Effective UX in logistics has reverberating effects on culture in the workplace over and above the labor equation. “When we pay attention to the user experience we create for our users,” Aveline explains, “the workers will find that it is easier for them to accomplish their work. They can do their work faster, with fewer errors and they can exceed expectations, and ultimately do more with less.” This is a key variable in the formula for motivated employees and job satisfaction.
That demand for effortless workflow is most prominent with a new generation of employees that expect technology to ‘just work’ with consistency across applications and devices. An iPad app should work the way iPad apps work – intuitively. When it doesn’t, we can predict stress and anxiety levels to be elevated.
The punchline for a UX designer is hearing from a user, ‘Of course, that’s the way it should work!’ Although Aveline admits that it’s also music to her ears because it means that the rigorous work on the back end has done its job.

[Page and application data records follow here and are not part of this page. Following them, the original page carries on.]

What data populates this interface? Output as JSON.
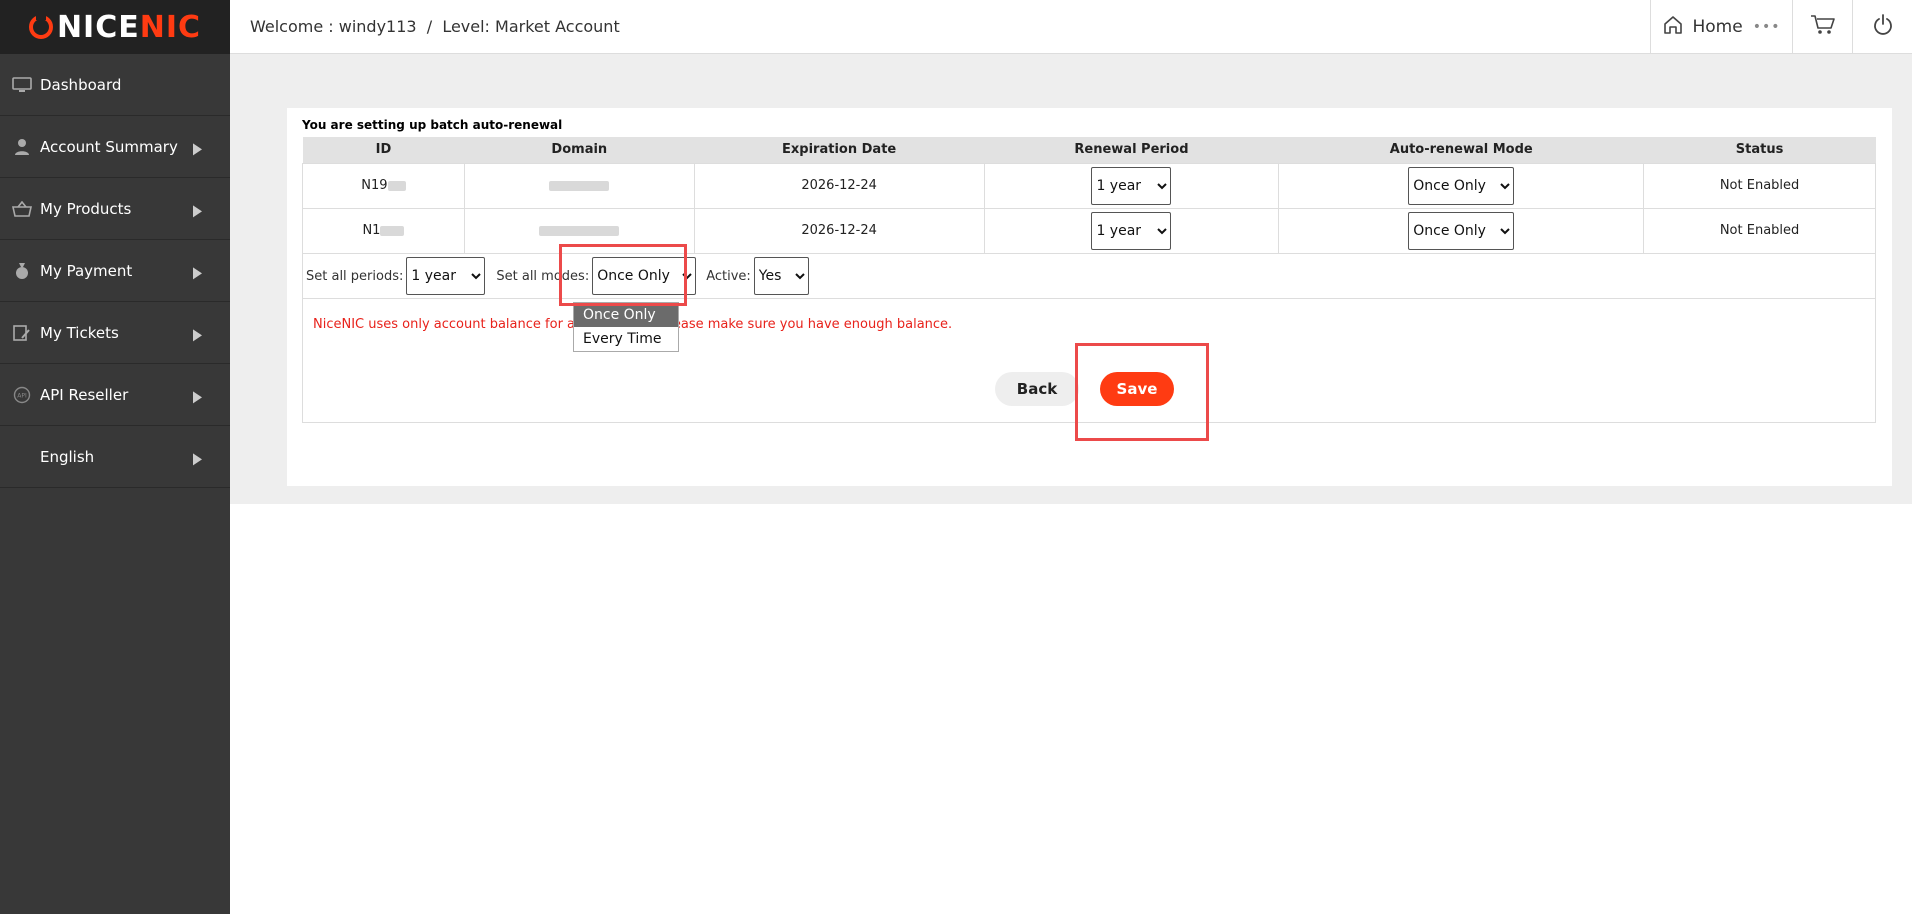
{
  "brand": {
    "logo_white": "NICE",
    "logo_red": "NIC"
  },
  "sidebar": {
    "items": [
      {
        "label": "Dashboard",
        "icon": "monitor-icon",
        "has_arrow": false
      },
      {
        "label": "Account Summary",
        "icon": "user-icon",
        "has_arrow": true
      },
      {
        "label": "My Products",
        "icon": "basket-icon",
        "has_arrow": true
      },
      {
        "label": "My Payment",
        "icon": "money-bag-icon",
        "has_arrow": true
      },
      {
        "label": "My Tickets",
        "icon": "ticket-icon",
        "has_arrow": true
      },
      {
        "label": "API Reseller",
        "icon": "api-icon",
        "has_arrow": true
      },
      {
        "label": "English",
        "icon": "",
        "has_arrow": true
      }
    ]
  },
  "header": {
    "welcome": "Welcome : windy113  /  Level: Market Account",
    "home_label": "Home",
    "more_label": "•••"
  },
  "page": {
    "title": "You are setting up batch auto-renewal",
    "columns": [
      "ID",
      "Domain",
      "Expiration Date",
      "Renewal Period",
      "Auto-renewal Mode",
      "Status"
    ],
    "rows": [
      {
        "id": "N19",
        "expiration": "2026-12-24",
        "period": "1 year",
        "mode": "Once Only",
        "status": "Not Enabled"
      },
      {
        "id": "N1",
        "expiration": "2026-12-24",
        "period": "1 year",
        "mode": "Once Only",
        "status": "Not Enabled"
      }
    ],
    "batch": {
      "periods_label": "Set all periods:",
      "periods_value": "1 year",
      "modes_label": "Set all modes:",
      "modes_value": "Once Only",
      "active_label": "Active:",
      "active_value": "Yes"
    },
    "dropdown_options": [
      "Once Only",
      "Every Time"
    ],
    "notice": "NiceNIC uses only account balance for auto-renewal, please make sure you have enough balance.",
    "back_label": "Back",
    "save_label": "Save"
  },
  "colors": {
    "brand": "#ff3b12",
    "sidebar": "#383838",
    "highlight": "#ec4a4a",
    "status": "#e8221b"
  }
}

See, for something to ‘work the way it should’ is the ultimate in sophistication. As Aveline recounts, it’s typically the result of a comprehensive inventory of users per stratum with analyses on how they use a piece of software, what tasks they need to complete, what functions they use, and then iteratively designing software to reduce friction according to the patterns that reveal themselves. It’s about understanding each type of user’s unique needs and catering to those without sacrificing consistency; in the world of UX in logistics, unbridled flexibility can lead to complexity. The better approach is to contextualize flexibility within the patterns of usage observed.
The conditions of the supply chain industry are undeniably pressing on operational performance and margin around the world. Many global factors are also contributing to this challenging ecosystem. From labor shortages to bottlenecks to conforming to new supply chain paradigms, remedying these ailments is a tall order.
Good UX in logistics is not a panacea, but it is a keystone in a people-centric operation where “performing tasks that are aligned to employees’ natural way of doing work,” as Aveline puts it, can support more consistent and efficient operations. Many supply chains are still shedding legacy software that are largely relics of a previous supply chain era. Aveline and her team advocate for a mindset where people precede process as a means to delight your workforce.
Because all jokes aside, many supply chain operations and the software that run them are less healthy than they could be, and good UX is the best medicine.